An Unquiet Mind, a Memoir of Moods and Madness by Kay Redfield Jamison is the story of a young woman's decent into mental illness and her struggle to not only survive but to thrive personally and professionally.
Jamison spends a good portion of her book on her professional life and how her bi-polar disorder was accepted and not accepted by colleagues and mentors. She does craft a sympathetic view of the thought processes and drivers behind behaviors of individuals living with this illness. Her descriptions of the manic highs are dizzying whirlwinds of activity and thoughts. The description of the depressive lows were a little less first person.

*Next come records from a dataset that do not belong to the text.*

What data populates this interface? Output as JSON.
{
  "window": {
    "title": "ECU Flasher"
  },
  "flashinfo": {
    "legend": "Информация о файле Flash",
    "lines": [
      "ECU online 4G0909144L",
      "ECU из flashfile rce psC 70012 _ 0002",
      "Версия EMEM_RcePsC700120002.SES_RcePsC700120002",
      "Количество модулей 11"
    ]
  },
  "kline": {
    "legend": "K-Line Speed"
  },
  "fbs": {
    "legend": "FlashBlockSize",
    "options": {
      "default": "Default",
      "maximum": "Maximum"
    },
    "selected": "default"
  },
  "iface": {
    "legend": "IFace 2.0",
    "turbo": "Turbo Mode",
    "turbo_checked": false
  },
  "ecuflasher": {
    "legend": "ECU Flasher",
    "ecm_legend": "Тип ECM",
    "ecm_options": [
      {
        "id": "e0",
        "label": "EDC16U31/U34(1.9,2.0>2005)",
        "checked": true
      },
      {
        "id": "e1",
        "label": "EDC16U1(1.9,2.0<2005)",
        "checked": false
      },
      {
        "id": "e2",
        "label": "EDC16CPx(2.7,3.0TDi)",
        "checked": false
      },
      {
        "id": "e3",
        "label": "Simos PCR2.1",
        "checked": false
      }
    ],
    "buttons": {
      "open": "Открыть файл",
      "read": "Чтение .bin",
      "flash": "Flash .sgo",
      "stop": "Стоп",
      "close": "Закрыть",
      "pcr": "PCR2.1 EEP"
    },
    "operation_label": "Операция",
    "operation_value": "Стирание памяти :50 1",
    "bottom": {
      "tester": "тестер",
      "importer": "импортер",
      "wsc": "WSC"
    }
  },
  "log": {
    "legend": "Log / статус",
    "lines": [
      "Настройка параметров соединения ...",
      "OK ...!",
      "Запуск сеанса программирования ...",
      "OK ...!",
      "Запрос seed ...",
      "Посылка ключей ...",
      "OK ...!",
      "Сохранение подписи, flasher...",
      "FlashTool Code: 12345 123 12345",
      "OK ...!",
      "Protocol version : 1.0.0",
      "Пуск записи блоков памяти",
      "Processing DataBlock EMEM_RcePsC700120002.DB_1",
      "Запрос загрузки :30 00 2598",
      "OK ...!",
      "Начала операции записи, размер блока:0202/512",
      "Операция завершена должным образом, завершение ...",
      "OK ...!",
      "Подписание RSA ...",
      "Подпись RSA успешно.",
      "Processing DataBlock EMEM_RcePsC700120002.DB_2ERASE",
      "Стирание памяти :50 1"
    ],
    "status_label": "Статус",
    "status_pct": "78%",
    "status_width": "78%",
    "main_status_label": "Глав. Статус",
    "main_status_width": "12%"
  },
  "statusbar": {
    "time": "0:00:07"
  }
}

Her descriptions of the suicidal thoughts and justifications behind her personal attempt were unique and interesting. (For this BG member, provided a little relief regarding the suicide of a family member that occurred more than 30 years ago. Not a fresh wound, but a wound none the less.)
Our discussions centered on her story telling methods, the level of support needed to maintain , and a little grousing about her lack of build up of new "characters." She experiences a profound loss and within 5 pages is three years down the road. (I don't have my copy of the book so I'll beg forgiveness if my number of pages and years are off.)
Next up: Graham Greene. We're headed to the classics.